      newlog.Add(new XElement("StoreSQL", _StoreSQL));


Calling the Logging utiity

Because the constructor of the logging class creates the log entry, you only need to instantiate a logging object, passing in a query.

var logger = new QueryLogFile(myQuery);

Using a wrapper class to call the utility for your queries

But there's a problem here. Do you really want to add this to every query in your application? Of course not.

In the latter part of my book, I introduced a class called the CommandExecutor which is a wrapper class for executing queries. Currently it is limited to queries that call ToList or First or FirstOrDefault and Get. I built it for a way to have common exception handling for queries without having to repeat the exception handlers with every single query that I'm executing. If your code needs to enumerate over a query, the task is much more complicated. You would have to pass in not only the query, but a delegate of the code to be run within the enumeration. I'll tackle that another day.

In my applications, unless I want to enumerate over streamed results, I almost always call ToList() or on of the other methods to force query execution so that I don't have to worry about unwittingly re-executing a query. Therefore, the CommandExecutor handles a large portion of my queries.

There are overloads that will accept either LINQ to Entities or ObjectQuery. Only the ObjectQuery's method provides the common exception handling and logging. The method that takes a LINQ query casts the query to ObjectQuery, then passes it to the other overload.

Here is part of the ExecuteList() method that takes the ObjectQuery parameter.

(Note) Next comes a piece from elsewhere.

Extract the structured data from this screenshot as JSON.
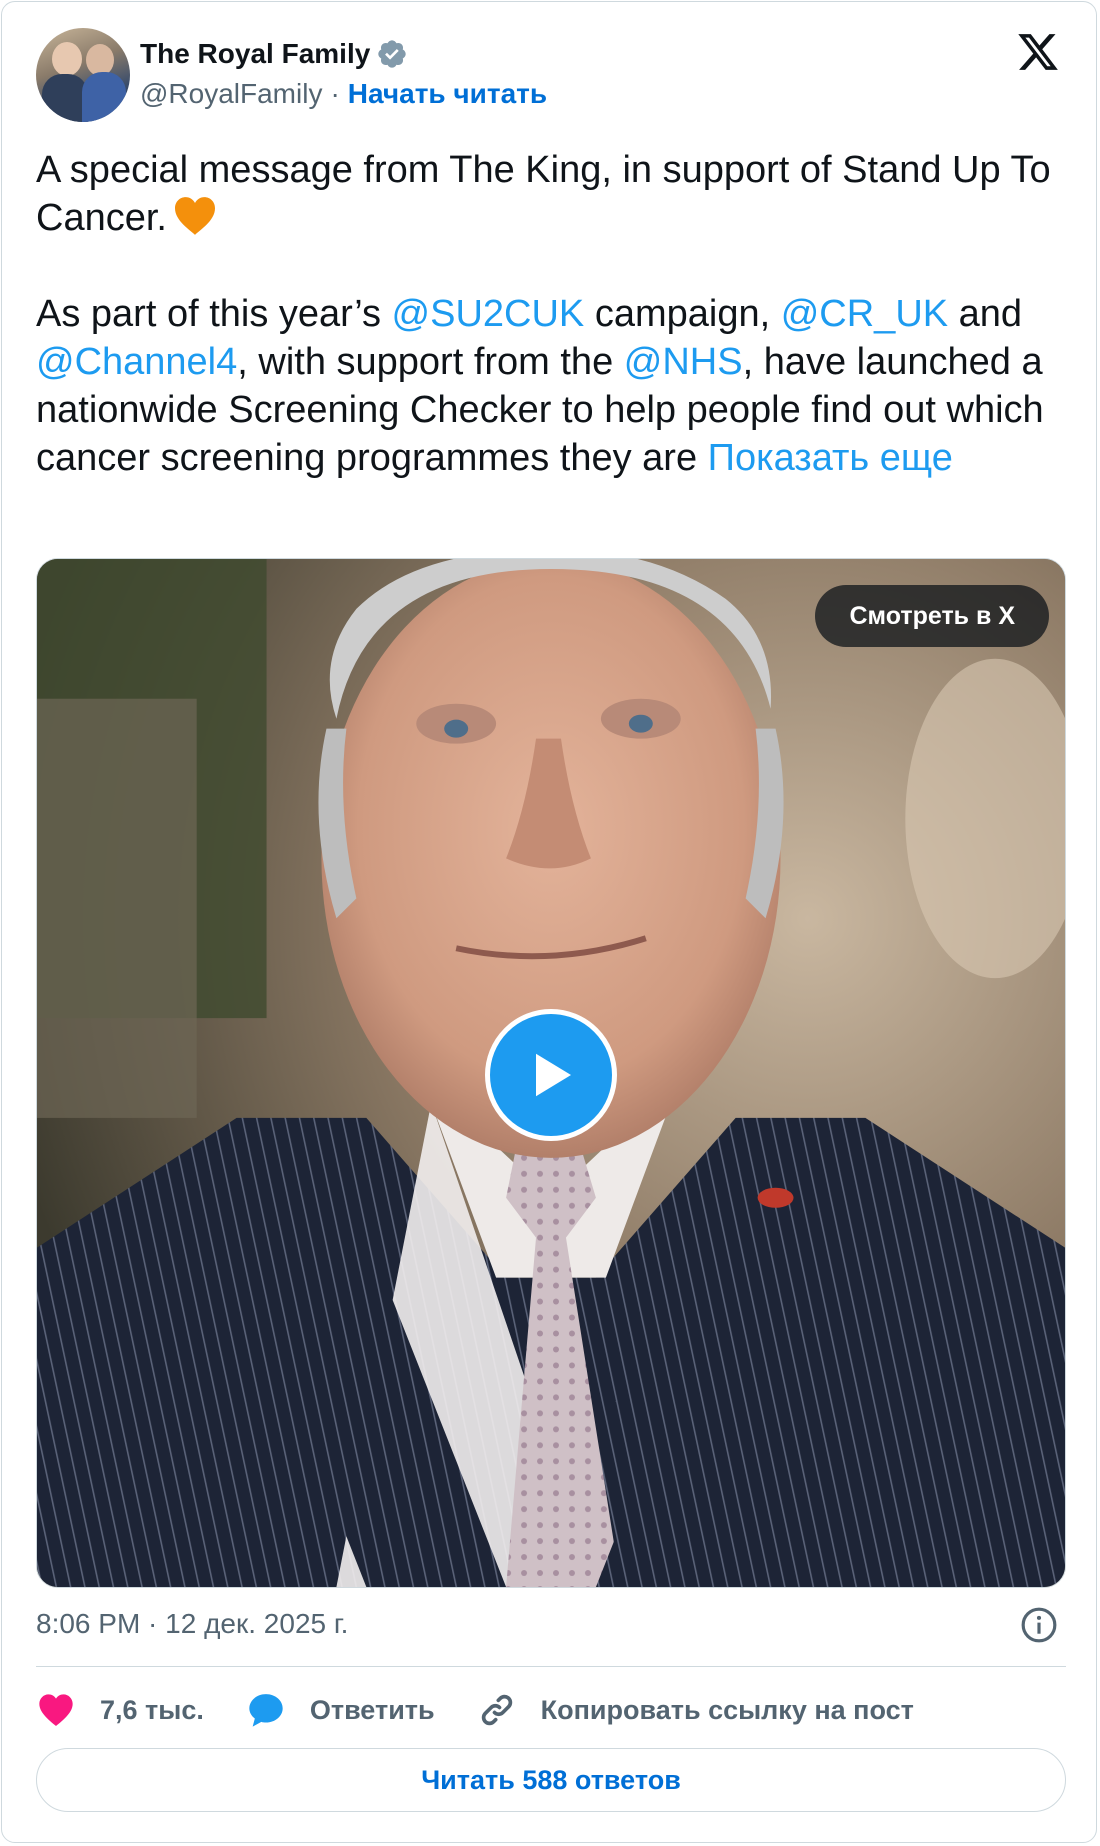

   public TEntity ExecuteFirstorDefault<TEntity>(ObjectQuery<TEntity> objectQuery)
        var logger = new QueryLogFile(objectQuery);
        return objectQuery.FirstOrDefault(); 
catch (EntitySqlException ex)
        throw ex; //TODO: Replace with handling code
      //more catch statements follow this


While this solution doesn't give me 100% coverage of my queries, it gets me pretty far. If you only want to see the store commands, you are finished. If you want to evaluate them for performance and frequency, then you can probably do some text matching against SqlProfiler logs and identify which queries are creating the worst problem. There's much more to do here, for example, identifying where in the application the query is coming from.

I envision a tool by a company like Red Gate sometime in the future since they are so adept at working inside of SQL and inside of .NET code with their various profiling tools. Maybe Red Gate will get a trackback on this blog post and agree! :-)